**Requirement**
Write out all the records exactly, and keep any images out.

**Given information**
*-*-*
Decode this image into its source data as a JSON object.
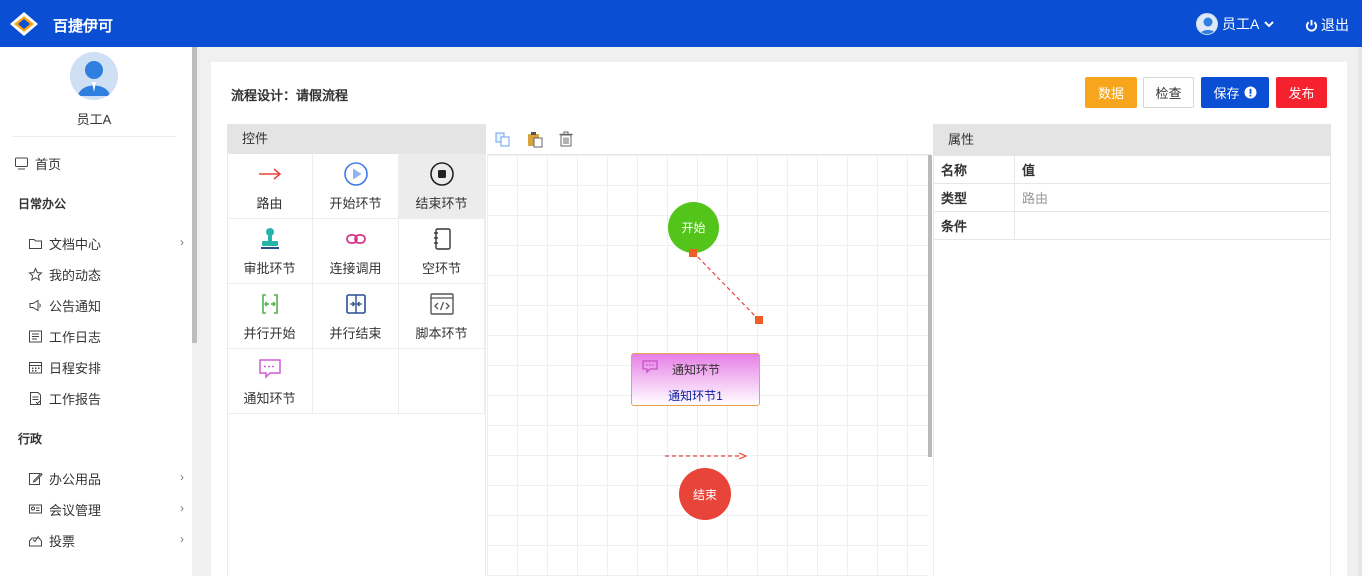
{
  "app": {
    "title": "百捷伊可"
  },
  "topbar": {
    "user_name": "员工A",
    "logout_label": "退出"
  },
  "sidebar": {
    "user_name": "员工A",
    "home": "首页",
    "groups": [
      {
        "label": "日常办公",
        "items": [
          "文档中心",
          "我的动态",
          "公告通知",
          "工作日志",
          "日程安排",
          "工作报告"
        ]
      },
      {
        "label": "行政",
        "items": [
          "办公用品",
          "会议管理",
          "投票"
        ]
      }
    ]
  },
  "page": {
    "title": "流程设计：请假流程"
  },
  "toolbar": {
    "data_label": "数据",
    "check_label": "检查",
    "save_label": "保存",
    "publish_label": "发布"
  },
  "palette": {
    "title": "控件",
    "items": [
      "路由",
      "开始环节",
      "结束环节",
      "审批环节",
      "连接调用",
      "空环节",
      "并行开始",
      "并行结束",
      "脚本环节",
      "通知环节"
    ]
  },
  "canvas": {
    "start_label": "开始",
    "end_label": "结束",
    "notify_node": {
      "type": "通知环节",
      "name": "通知环节1"
    }
  },
  "properties": {
    "title": "属性",
    "header": {
      "key": "名称",
      "value": "值"
    },
    "rows": [
      {
        "key": "类型",
        "value": "路由"
      },
      {
        "key": "条件",
        "value": ""
      }
    ]
  },
  "colors": {
    "primary": "#0a4fd3",
    "warning": "#f7a51c",
    "danger": "#f5222d",
    "start": "#52c41a",
    "end": "#e8443a"
  },
  "icons": [
    "logo-icon",
    "user-avatar-icon",
    "chevron-down-icon",
    "power-icon",
    "monitor-icon",
    "folder-icon",
    "star-icon",
    "megaphone-icon",
    "journal-icon",
    "calendar-icon",
    "report-icon",
    "edit-icon",
    "meeting-icon",
    "vote-icon",
    "chevron-right-icon",
    "copy-icon",
    "paste-icon",
    "trash-icon"
  ]
}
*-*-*
**Exercise solution**
Decode this image into its source data as a JSON object.
{
  "app": {
    "title": "百捷伊可"
  },
  "topbar": {
    "user_name": "员工A",
    "logout_label": "退出"
  },
  "sidebar": {
    "user_name": "员工A",
    "home": "首页",
    "groups": [
      {
        "label": "日常办公",
        "items": [
          "文档中心",
          "我的动态",
          "公告通知",
          "工作日志",
          "日程安排",
          "工作报告"
        ]
      },
      {
        "label": "行政",
        "items": [
          "办公用品",
          "会议管理",
          "投票"
        ]
      }
    ]
  },
  "page": {
    "title": "流程设计：请假流程"
  },
  "toolbar": {
    "data_label": "数据",
    "check_label": "检查",
    "save_label": "保存",
    "publish_label": "发布"
  },
  "palette": {
    "title": "控件",
    "items": [
      "路由",
      "开始环节",
      "结束环节",
      "审批环节",
      "连接调用",
      "空环节",
      "并行开始",
      "并行结束",
      "脚本环节",
      "通知环节"
    ]
  },
  "canvas": {
    "start_label": "开始",
    "end_label": "结束",
    "notify_node": {
      "type": "通知环节",
      "name": "通知环节1"
    }
  },
  "properties": {
    "title": "属性",
    "header": {
      "key": "名称",
      "value": "值"
    },
    "rows": [
      {
        "key": "类型",
        "value": "路由"
      },
      {
        "key": "条件",
        "value": ""
      }
    ]
  },
  "colors": {
    "primary": "#0a4fd3",
    "warning": "#f7a51c",
    "danger": "#f5222d",
    "start": "#52c41a",
    "end": "#e8443a"
  },
  "icons": [
    "logo-icon",
    "user-avatar-icon",
    "chevron-down-icon",
    "power-icon",
    "monitor-icon",
    "folder-icon",
    "star-icon",
    "megaphone-icon",
    "journal-icon",
    "calendar-icon",
    "report-icon",
    "edit-icon",
    "meeting-icon",
    "vote-icon",
    "chevron-right-icon",
    "copy-icon",
    "paste-icon",
    "trash-icon"
  ]
}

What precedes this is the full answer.